The answer must be a bare number: the count of lines below that contain "image".

== Segment start ==

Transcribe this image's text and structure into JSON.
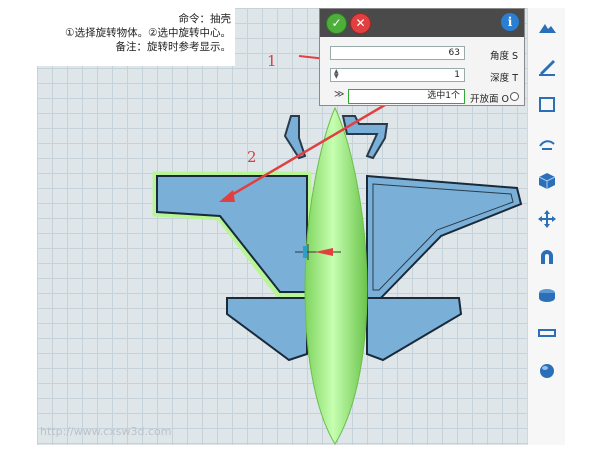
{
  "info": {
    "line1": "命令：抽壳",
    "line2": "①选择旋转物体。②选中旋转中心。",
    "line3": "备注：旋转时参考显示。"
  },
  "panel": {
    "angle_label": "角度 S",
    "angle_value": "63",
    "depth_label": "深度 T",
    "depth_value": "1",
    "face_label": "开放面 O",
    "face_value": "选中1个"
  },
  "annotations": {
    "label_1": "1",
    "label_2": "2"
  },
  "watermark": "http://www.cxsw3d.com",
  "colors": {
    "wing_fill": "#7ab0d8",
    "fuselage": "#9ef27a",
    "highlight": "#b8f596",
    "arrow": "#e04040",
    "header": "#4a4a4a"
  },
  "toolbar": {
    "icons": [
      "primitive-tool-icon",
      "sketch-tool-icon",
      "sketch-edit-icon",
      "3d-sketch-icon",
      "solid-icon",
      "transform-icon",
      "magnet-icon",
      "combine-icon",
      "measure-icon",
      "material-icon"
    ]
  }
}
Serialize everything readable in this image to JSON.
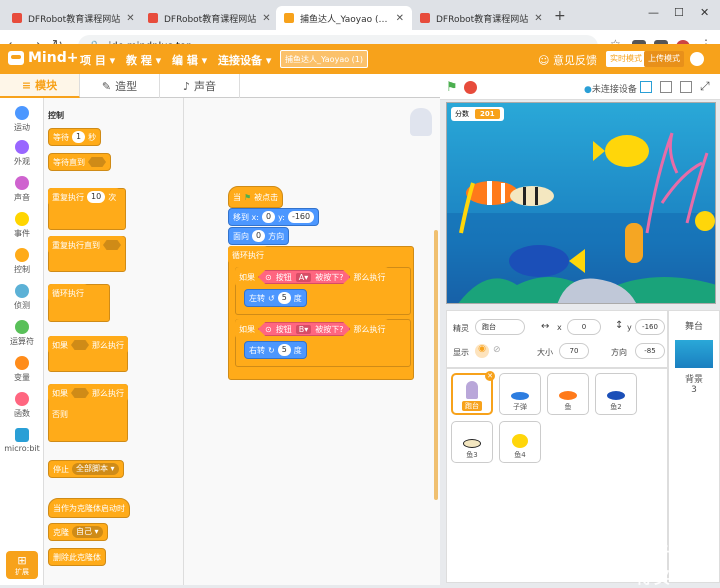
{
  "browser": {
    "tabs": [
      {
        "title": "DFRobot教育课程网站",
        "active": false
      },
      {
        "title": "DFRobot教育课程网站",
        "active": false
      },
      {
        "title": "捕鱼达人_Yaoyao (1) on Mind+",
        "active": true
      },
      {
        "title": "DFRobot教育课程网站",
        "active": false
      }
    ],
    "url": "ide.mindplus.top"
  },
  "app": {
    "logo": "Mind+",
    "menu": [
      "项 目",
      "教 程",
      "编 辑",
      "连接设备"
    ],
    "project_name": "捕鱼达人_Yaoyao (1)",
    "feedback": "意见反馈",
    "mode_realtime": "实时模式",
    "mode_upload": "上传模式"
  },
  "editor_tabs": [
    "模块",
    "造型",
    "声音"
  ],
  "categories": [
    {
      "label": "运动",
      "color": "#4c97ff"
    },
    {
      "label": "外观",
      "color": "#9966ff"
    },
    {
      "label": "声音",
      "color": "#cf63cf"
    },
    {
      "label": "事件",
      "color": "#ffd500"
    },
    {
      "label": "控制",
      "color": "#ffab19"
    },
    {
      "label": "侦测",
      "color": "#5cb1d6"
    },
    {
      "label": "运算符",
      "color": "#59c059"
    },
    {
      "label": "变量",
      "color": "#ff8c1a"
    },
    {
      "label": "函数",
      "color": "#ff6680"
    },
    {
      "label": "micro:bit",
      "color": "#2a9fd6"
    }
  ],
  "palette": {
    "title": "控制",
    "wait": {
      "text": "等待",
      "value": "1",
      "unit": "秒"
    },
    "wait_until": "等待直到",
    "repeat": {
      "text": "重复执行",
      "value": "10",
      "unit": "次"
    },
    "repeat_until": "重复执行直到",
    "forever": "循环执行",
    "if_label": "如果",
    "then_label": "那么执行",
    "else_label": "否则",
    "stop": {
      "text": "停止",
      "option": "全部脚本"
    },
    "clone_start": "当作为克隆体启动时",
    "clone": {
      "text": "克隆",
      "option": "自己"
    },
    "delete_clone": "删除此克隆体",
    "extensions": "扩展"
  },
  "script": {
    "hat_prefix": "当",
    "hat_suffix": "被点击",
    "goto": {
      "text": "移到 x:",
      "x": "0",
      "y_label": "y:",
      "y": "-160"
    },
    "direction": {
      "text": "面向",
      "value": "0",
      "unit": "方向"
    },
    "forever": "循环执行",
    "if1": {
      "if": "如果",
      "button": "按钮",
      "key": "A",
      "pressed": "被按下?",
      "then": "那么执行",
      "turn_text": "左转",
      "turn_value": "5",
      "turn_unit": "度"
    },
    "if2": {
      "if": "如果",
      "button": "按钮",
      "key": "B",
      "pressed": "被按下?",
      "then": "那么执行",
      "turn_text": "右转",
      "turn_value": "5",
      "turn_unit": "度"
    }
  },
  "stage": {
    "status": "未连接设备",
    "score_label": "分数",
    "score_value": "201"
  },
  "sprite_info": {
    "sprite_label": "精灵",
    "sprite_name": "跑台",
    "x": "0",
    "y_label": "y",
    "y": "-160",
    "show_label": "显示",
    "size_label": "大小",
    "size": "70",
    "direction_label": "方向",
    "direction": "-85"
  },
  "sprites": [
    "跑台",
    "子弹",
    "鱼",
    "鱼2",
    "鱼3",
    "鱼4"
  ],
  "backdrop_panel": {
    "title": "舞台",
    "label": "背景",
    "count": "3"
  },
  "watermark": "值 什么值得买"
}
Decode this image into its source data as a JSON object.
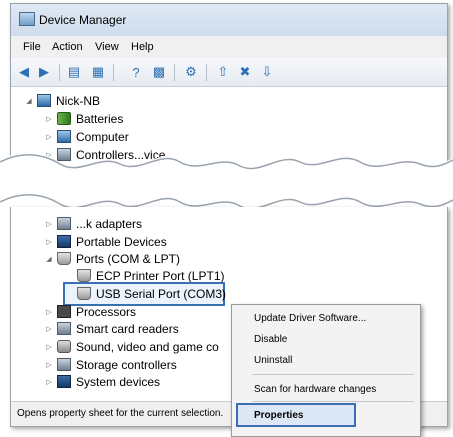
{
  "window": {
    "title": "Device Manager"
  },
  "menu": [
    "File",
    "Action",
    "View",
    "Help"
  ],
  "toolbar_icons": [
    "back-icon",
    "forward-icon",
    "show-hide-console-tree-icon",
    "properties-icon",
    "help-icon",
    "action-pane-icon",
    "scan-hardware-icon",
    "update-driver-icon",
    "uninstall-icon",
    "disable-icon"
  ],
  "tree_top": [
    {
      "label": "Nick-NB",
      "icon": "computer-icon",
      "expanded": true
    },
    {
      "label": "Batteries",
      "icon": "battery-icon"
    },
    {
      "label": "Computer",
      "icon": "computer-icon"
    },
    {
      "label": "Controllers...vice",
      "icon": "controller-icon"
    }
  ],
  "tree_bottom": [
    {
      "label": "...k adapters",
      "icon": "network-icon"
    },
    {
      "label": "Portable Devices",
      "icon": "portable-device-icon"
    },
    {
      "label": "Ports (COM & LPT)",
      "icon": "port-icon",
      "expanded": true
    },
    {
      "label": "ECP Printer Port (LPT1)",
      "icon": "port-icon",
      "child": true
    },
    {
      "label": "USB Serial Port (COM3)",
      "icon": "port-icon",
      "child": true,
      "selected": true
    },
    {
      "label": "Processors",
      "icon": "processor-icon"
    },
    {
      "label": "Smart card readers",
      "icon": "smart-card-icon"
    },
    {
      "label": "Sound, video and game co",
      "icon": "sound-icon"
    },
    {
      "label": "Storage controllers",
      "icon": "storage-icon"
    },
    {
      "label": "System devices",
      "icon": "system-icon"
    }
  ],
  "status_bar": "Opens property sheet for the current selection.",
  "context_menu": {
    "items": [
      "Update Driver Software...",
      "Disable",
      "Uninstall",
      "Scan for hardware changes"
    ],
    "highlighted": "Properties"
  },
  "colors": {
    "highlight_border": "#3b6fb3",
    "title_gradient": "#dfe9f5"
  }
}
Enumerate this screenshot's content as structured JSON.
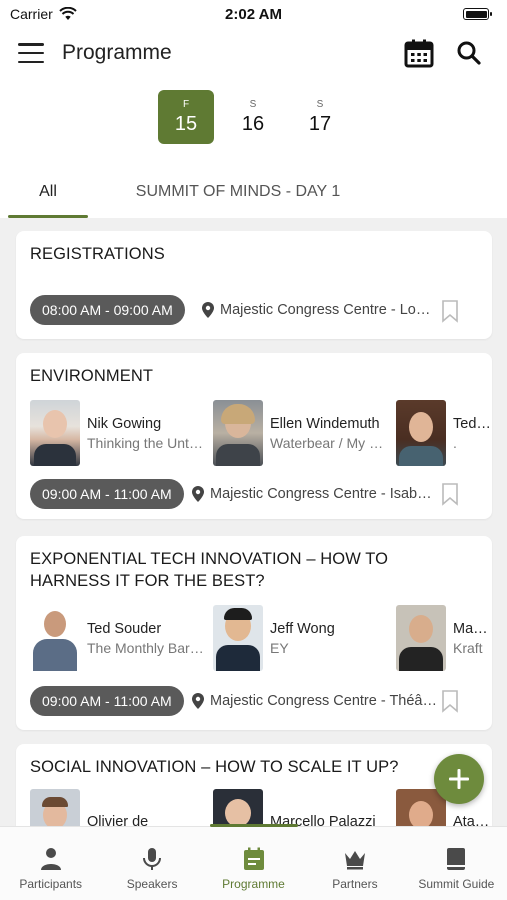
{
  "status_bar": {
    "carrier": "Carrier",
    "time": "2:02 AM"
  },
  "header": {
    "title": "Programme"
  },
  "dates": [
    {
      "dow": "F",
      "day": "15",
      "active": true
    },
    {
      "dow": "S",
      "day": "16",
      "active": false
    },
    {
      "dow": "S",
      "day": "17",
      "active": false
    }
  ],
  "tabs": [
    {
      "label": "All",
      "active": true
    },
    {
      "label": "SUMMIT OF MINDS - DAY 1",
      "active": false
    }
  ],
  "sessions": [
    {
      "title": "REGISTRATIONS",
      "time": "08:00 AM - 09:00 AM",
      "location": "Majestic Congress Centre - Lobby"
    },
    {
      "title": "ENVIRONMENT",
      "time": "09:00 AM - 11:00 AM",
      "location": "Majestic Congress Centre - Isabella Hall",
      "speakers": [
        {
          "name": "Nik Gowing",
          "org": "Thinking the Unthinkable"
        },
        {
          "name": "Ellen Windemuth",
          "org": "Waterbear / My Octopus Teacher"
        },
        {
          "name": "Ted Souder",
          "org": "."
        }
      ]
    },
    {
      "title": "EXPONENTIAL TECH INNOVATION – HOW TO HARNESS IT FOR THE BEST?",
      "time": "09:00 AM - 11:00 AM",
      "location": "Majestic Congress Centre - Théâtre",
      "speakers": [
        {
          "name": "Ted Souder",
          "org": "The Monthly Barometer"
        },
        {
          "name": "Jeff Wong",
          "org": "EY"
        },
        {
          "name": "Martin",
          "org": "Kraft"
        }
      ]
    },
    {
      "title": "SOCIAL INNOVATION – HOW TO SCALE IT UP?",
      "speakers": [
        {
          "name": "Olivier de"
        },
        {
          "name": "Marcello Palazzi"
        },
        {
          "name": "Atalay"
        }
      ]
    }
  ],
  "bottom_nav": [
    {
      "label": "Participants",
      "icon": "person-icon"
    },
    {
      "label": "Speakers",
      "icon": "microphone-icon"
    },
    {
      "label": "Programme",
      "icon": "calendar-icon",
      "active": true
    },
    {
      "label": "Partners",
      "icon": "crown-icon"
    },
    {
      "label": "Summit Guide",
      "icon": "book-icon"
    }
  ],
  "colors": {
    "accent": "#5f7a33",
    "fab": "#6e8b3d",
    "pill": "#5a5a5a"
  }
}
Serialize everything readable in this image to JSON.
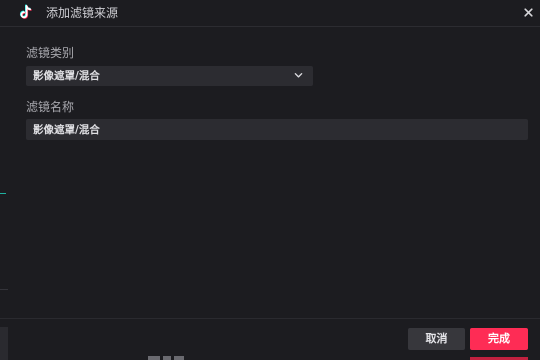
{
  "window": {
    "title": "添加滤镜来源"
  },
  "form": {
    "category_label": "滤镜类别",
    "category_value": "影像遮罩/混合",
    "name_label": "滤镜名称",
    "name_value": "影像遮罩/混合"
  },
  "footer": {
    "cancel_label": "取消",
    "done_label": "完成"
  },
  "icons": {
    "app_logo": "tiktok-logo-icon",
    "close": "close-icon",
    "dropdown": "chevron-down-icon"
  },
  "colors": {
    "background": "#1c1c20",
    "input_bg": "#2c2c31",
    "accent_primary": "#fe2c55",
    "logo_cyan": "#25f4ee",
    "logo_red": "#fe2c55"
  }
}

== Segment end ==

- _WRITTEN RESPONSE_: 4